Jeremy: And the idea that we don’t represent the communities that were part of our formation is, difficult to understand. We are co-led and were co-formed by survivors, by sex workers, by queer and kinky people, by all of these communities that supposedly are just a mask for our hidden pro-pedophile agenda. In fact don’t have MAPs on our staff or board or advisors. So the idea that we’re actually representing MAPs—they’re the one group that we’re not representing.
I think there should be groups to represent MAPs, but you know what, I think they should be MAP led. And there are groups like that. B4UAct is one example of an organization that explicitly exists to preserve the rights for MAPs to access therapy, and, and to do so not with the objective of preventing child sexual abuse, but for its own sake. Which is not to say that they support child sexual abuse. It’s that they want to be treated as human beings first and foremost, and then to leave child sexual abuse prevention as a separate issue.
Now, Prostasia isn’t in that same position, because we do have child sexual abuse prevention as our main goal. And so we will always only promote a human rights agenda where it is supportive of a child protection agenda. And what we’re really trying to do is to reconcile the two and to point out that you don’t have to, and in fact, you shouldn’t be complicit in the abuse of human rights of anyone, just because “let’s think of the children.” We should be able to find ways of protecting children that don’t require the infringement of anyone’s human rights.
Ruth: And I can’t overstate enough, and they don’t like it when we say this, but some MAPs are minors, some are quite young. And so we have to protect those children too. Lumping them in with this larger Boogeyman thing means that we’re not protecting those children.
Noah: How have these attacks affected Prostasia going forward?
Ruth: We’ve been attacked before. And it usually gives us a week or two of trouble, and then we go on our merry way with our mission. I don’t see that that’ll change this time.
I’d definitely like to speak to the human side of what has happened and of what we’ve been through—the antisemitism, the anti-queer sentiment, just all of it. For me, it’s definitely a little harder to do my job, it’s definitely a little harder to envision what happens going forward.
Because when you have so many people telling you, you’re wrong, you’re evil, you’re awful, you’re Jewish—there were a few days where it was hard to get out of bed, and I locked down my account, and I just felt really unsafe. And I’m still working on feeling safe again. We’re, what a month into this, and I’m still working on feeling safe. So it’s hard. It’s definitely hard. And it’s impossible to not talk about the death threats that we get. That’s definitely a thing. That really, really sucks.
But as far as the overall impact for Prostasia—like I said, I see us going forward with our mission.

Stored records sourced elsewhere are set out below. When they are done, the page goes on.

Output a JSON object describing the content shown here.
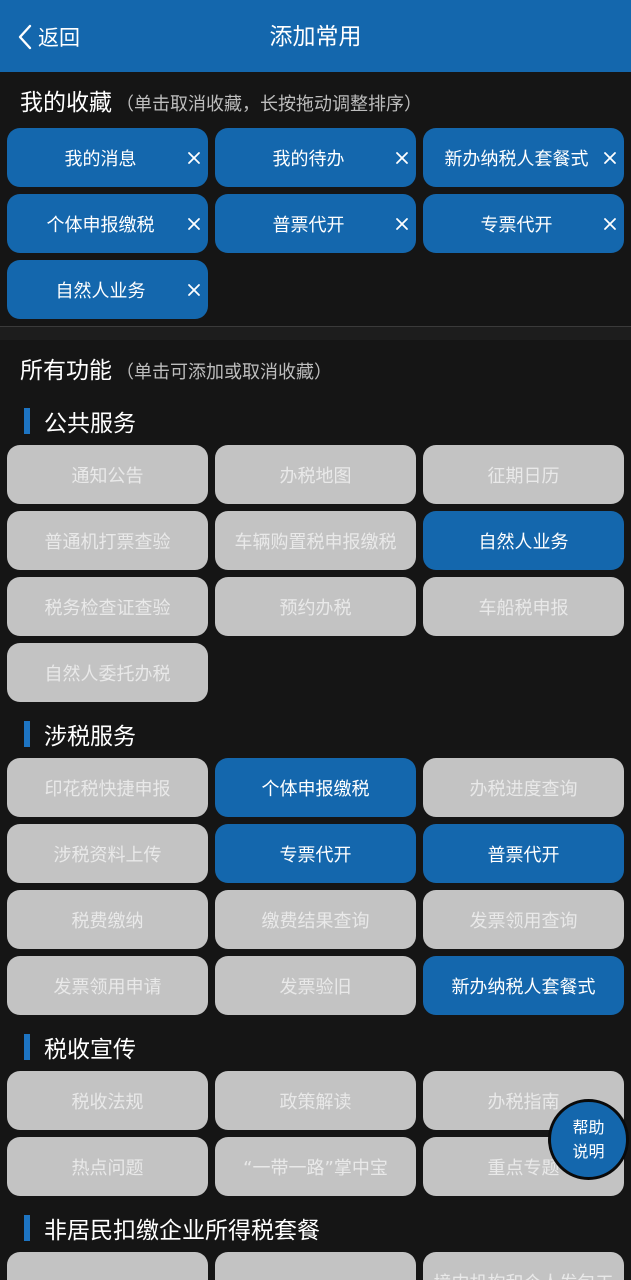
{
  "header": {
    "back_label": "返回",
    "title": "添加常用"
  },
  "favorites": {
    "title": "我的收藏",
    "hint": "（单击取消收藏，长按拖动调整排序）",
    "items": [
      "我的消息",
      "我的待办",
      "新办纳税人套餐式",
      "个体申报缴税",
      "普票代开",
      "专票代开",
      "自然人业务"
    ]
  },
  "all_functions": {
    "title": "所有功能",
    "hint": "（单击可添加或取消收藏）",
    "categories": [
      {
        "name": "公共服务",
        "items": [
          {
            "label": "通知公告",
            "selected": false
          },
          {
            "label": "办税地图",
            "selected": false
          },
          {
            "label": "征期日历",
            "selected": false
          },
          {
            "label": "普通机打票查验",
            "selected": false
          },
          {
            "label": "车辆购置税申报缴税",
            "selected": false
          },
          {
            "label": "自然人业务",
            "selected": true
          },
          {
            "label": "税务检查证查验",
            "selected": false
          },
          {
            "label": "预约办税",
            "selected": false
          },
          {
            "label": "车船税申报",
            "selected": false
          },
          {
            "label": "自然人委托办税",
            "selected": false
          }
        ]
      },
      {
        "name": "涉税服务",
        "items": [
          {
            "label": "印花税快捷申报",
            "selected": false
          },
          {
            "label": "个体申报缴税",
            "selected": true
          },
          {
            "label": "办税进度查询",
            "selected": false
          },
          {
            "label": "涉税资料上传",
            "selected": false
          },
          {
            "label": "专票代开",
            "selected": true
          },
          {
            "label": "普票代开",
            "selected": true
          },
          {
            "label": "税费缴纳",
            "selected": false
          },
          {
            "label": "缴费结果查询",
            "selected": false
          },
          {
            "label": "发票领用查询",
            "selected": false
          },
          {
            "label": "发票领用申请",
            "selected": false
          },
          {
            "label": "发票验旧",
            "selected": false
          },
          {
            "label": "新办纳税人套餐式",
            "selected": true
          }
        ]
      },
      {
        "name": "税收宣传",
        "items": [
          {
            "label": "税收法规",
            "selected": false
          },
          {
            "label": "政策解读",
            "selected": false
          },
          {
            "label": "办税指南",
            "selected": false
          },
          {
            "label": "热点问题",
            "selected": false
          },
          {
            "label": "“一带一路”掌中宝",
            "selected": false
          },
          {
            "label": "重点专题",
            "selected": false
          }
        ]
      },
      {
        "name": "非居民扣缴企业所得税套餐",
        "items": [
          {
            "label": "",
            "selected": false
          },
          {
            "label": "",
            "selected": false
          },
          {
            "label": "境内机构和个人发包工",
            "selected": false
          }
        ]
      }
    ]
  },
  "help": {
    "line1": "帮助",
    "line2": "说明"
  },
  "colors": {
    "header": "#1467ad",
    "chip_selected": "#1467ad",
    "chip_unselected": "#c3c3c3",
    "background": "#151515"
  }
}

Jeremy: Yeah, I don’t think that it has affected Prostasia in anything like the way that our attackers hoped it would. Our Twitter following is as large as it ever was, we’ve gotten more donations than before. Someone’s come up and offered to double donations up to $25,000. We’ve had a flood of new memberships. And we’ve been offered new consulting work as well as a plenary session at next week’s meeting of ATSA, the Association for the Treatment of Sexual Abusers, specifically to talk about how discourse around this topic is shut down and distorted. We wouldn’t have had that platform without this controversy. And it’s a big platform, there’s going to be like 1600 people in the audience.
So in a way, every cloud has a silver lining, and I think Prostasia foundation is definitely going to be going forward just as strong as before. But in saying that, I don’t want to belittle the personal cost on you yourself Noah, on Ruth and, and others on our team. It’s not the first time that we’ve been targeted and it won’t be the last. But we’re not going away.